## Your assignment
Read through the data and report every line in which the word "nazwy" occurs.

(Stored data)
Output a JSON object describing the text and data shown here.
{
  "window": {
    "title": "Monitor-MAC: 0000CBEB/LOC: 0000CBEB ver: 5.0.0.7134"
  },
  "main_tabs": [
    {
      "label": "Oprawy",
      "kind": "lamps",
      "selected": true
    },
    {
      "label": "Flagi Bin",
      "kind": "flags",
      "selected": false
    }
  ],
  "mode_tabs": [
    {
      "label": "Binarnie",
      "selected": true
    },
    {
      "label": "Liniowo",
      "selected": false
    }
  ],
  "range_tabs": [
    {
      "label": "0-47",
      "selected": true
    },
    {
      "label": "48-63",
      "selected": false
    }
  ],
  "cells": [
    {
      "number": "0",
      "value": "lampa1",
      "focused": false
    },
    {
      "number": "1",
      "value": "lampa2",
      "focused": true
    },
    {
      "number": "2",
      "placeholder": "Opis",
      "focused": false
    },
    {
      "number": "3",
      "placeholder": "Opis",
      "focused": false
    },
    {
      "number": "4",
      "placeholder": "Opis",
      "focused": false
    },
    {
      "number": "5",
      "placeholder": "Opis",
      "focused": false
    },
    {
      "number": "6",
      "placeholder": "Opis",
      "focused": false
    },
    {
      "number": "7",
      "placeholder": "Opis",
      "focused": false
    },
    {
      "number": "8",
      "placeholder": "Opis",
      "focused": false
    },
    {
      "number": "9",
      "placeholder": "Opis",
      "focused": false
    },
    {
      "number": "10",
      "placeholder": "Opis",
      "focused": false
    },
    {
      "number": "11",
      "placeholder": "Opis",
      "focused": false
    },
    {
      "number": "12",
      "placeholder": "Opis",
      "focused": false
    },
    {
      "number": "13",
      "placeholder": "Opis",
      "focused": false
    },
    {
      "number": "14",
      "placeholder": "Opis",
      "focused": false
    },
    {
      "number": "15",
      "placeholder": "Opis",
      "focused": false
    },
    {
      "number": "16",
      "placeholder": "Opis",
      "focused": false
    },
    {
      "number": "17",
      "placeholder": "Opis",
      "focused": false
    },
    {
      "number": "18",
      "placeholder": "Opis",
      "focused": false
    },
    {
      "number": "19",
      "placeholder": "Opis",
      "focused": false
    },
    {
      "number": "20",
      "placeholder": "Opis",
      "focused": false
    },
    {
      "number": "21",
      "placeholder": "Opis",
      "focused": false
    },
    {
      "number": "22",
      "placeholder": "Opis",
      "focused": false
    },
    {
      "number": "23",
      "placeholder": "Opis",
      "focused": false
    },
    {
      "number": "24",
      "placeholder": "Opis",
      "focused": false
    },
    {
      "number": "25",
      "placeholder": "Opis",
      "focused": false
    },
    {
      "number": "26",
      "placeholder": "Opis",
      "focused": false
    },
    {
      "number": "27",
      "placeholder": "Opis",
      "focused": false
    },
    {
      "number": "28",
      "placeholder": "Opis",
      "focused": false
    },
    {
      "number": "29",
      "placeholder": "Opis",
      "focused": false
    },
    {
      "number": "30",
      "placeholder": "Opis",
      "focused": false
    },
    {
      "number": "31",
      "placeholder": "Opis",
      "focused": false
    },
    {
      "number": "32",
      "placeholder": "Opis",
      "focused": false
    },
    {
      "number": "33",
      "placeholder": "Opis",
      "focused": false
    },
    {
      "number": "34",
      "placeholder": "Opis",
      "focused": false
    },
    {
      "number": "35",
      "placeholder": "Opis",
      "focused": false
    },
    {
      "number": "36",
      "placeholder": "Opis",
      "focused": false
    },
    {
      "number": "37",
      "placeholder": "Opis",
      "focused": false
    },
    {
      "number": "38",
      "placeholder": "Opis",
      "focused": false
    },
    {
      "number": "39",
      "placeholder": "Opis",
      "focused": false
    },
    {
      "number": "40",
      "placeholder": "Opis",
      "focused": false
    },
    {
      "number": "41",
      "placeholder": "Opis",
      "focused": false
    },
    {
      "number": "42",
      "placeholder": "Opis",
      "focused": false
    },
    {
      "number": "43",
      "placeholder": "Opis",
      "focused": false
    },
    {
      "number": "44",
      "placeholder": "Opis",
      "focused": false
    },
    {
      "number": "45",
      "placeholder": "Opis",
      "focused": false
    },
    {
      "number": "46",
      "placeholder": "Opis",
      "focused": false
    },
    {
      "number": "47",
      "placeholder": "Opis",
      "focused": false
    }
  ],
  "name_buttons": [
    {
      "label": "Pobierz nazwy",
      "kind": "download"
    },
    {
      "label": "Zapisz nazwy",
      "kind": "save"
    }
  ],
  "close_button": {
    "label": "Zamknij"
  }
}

## Written response
      "label": "Pobierz nazwy",
      "label": "Zapisz nazwy",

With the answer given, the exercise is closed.